Many people have believed that British Petroleum did not respond very effectively to the oil spill in the Gulf of Mexico. The biggest complaint has been that the government and BP gave inaccurate estimates on the severity of the oil spill itself. When most people were thinking it was just going to be a regular oil spill that could be cleaned up easily it turned out to be anything but. BP was blamed for stating that the magnitude of flow from the oil was only one to five thousand barrels of oil per day, but the actual estimate was much more. The actual estimates were over 60,000 barrels of oil per day that were flowing into the ocean. These inaccurate statements started the fire for complaints against BP that ended up spiraling out of control.

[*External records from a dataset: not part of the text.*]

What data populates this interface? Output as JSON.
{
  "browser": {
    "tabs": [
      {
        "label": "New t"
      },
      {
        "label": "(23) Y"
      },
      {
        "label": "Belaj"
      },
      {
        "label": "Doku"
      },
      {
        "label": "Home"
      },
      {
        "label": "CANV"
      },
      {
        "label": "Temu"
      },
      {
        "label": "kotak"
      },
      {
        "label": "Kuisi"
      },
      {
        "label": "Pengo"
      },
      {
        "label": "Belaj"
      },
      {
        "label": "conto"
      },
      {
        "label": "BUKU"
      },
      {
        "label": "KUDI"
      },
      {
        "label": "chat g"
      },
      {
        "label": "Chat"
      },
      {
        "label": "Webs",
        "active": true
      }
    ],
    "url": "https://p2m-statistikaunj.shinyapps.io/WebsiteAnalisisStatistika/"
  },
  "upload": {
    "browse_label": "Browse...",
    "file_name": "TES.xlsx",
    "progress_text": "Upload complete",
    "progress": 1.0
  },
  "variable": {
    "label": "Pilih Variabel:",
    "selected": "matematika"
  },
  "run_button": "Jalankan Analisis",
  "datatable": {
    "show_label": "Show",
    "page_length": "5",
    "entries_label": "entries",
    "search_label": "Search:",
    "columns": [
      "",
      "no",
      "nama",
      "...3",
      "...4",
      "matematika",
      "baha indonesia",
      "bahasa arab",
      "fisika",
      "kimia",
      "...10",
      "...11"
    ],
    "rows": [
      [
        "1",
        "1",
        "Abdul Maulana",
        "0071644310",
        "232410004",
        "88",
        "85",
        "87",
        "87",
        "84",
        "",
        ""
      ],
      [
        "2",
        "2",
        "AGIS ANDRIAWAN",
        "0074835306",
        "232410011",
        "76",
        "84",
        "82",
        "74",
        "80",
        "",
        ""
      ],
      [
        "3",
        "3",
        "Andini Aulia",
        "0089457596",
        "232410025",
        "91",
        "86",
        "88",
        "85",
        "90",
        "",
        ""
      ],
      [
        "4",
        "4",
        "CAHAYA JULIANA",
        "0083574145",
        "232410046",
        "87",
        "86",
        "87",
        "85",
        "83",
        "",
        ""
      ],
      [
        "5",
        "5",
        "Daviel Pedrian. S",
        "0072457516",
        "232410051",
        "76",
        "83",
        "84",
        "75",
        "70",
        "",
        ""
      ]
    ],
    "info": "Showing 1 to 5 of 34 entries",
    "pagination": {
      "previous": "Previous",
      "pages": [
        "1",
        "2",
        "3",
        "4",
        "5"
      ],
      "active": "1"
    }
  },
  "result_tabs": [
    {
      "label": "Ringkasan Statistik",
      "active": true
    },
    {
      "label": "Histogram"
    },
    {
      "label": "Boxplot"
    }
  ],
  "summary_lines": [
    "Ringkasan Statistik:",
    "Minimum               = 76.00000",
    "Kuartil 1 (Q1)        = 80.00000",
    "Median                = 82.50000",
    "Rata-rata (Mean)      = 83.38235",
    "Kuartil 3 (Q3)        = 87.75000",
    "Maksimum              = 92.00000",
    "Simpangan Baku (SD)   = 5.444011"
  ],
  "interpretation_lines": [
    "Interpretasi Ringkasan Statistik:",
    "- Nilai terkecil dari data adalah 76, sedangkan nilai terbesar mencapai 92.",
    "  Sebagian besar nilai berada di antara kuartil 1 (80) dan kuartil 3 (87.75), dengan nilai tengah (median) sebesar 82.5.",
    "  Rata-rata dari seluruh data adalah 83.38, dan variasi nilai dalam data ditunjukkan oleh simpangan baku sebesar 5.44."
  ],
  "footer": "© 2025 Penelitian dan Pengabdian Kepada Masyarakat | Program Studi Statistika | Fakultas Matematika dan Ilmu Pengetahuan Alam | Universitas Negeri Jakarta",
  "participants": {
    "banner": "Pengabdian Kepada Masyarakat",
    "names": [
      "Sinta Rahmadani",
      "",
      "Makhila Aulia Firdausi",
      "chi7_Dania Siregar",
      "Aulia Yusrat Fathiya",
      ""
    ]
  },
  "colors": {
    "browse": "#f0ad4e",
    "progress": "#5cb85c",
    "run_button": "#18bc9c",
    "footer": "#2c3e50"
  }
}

BP was spending more time trying to put out the fire with the media; that they were unable to concentrate fully on the response to the oil spill.
It was not until BP denied media access to the spill zones that they were finally able to concentrate on the spill. BP responded as effectively as they could for such a large spill that covered a vast part of the ocean. The blowout pipe was over one mile down into the ocean, which was too far down for divers to reach, so the BP response team had to use remotely operated vehicles. BP was also criticized for their response methods due to the burning, dispersants, skimming, and clean up of the oil on top of the ocean. The inaccurate estimates on the magnitude of the flow, as well as the inaccurate estimates on the remaining oil is what created the opinion that BP and the government were incompetent to handle a disaster of such magnitude. Other criticisms were not that BP or the government were incompetent, but that they were being evasive and candid while dispersing information to the public.

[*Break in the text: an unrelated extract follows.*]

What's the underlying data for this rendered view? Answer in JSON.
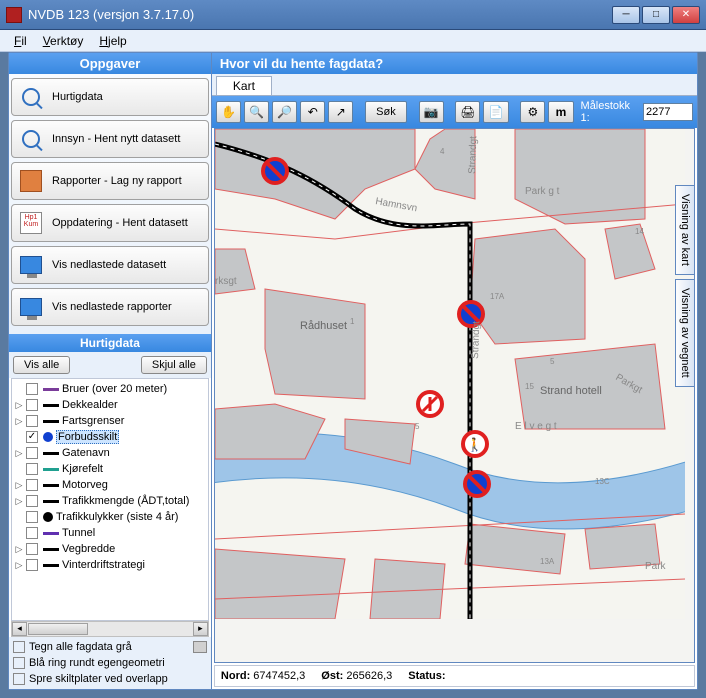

Both the government and BP have admitted that their estimates were inaccurate in the beginning, but they are adamant that they have always responded effectively to the disaster in the best way that they could. BP had stated that the flow of the oil was too difficult to estimate because of the lack of submerged metering near the origin of the flow, as well as the methane gas near the leakage. The criticism came when BP refused to let scientists perform necessary measurements to give a more accurate estimate. BP stated that it would be irrelevant to any response and also stated that the efforts would end up distracting BP from their own efforts of stemming the rate of flow. These initial mistakes by BP created a chain of events that took on a life of its own. BP was also accused of minimizing the actual magnitude of the leak so that they would not have to pay a hefty fine which would be dependent on the scope of the disaster.

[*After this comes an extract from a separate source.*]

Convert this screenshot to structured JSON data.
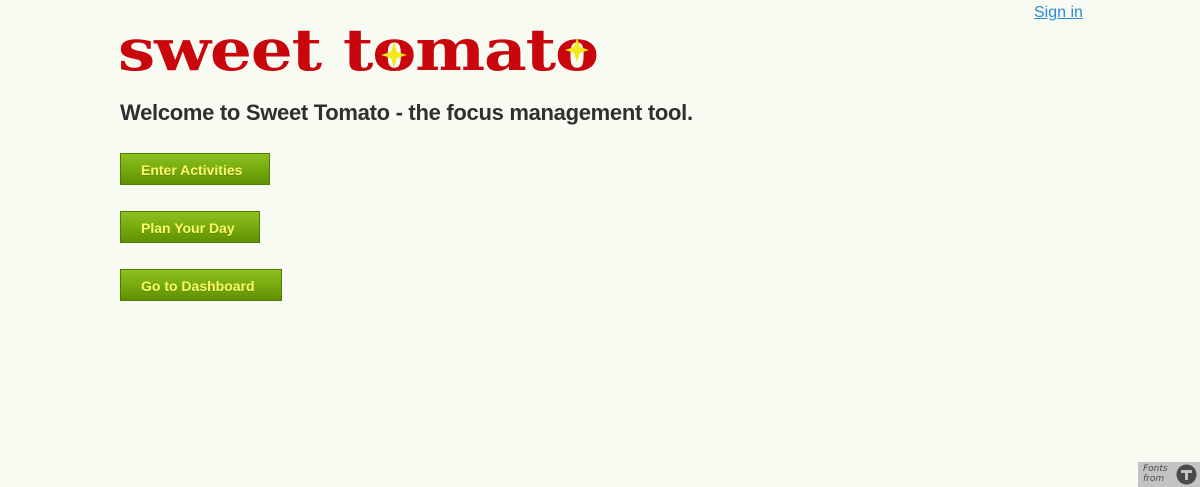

British Petroleum has created a plan that will implement a quicker response for any oils spills in the future. BP has put in over $1 billion into this new plan, and other oil companies, such as Conoco, Chevron, Exxon, and Shell are putting in $1 billion dollars as well. This money will go to forming a fresh business that will react to oil spills that occur in over 9,000 feet offshore and under the water. The new plan will position the necessary equipment needed within a matter of time after a spill happens. The equipment will also be completely functional in the time needed to take care of the spill. This came after the many complaints for BP’s original response to the oil spill. In order to prevent the same thing from happening again this new plan will ensure that all necessary preventative actions are being taken care of. Over all BP has been out over $3 billion dollars from lawsuits and clean up endeavors.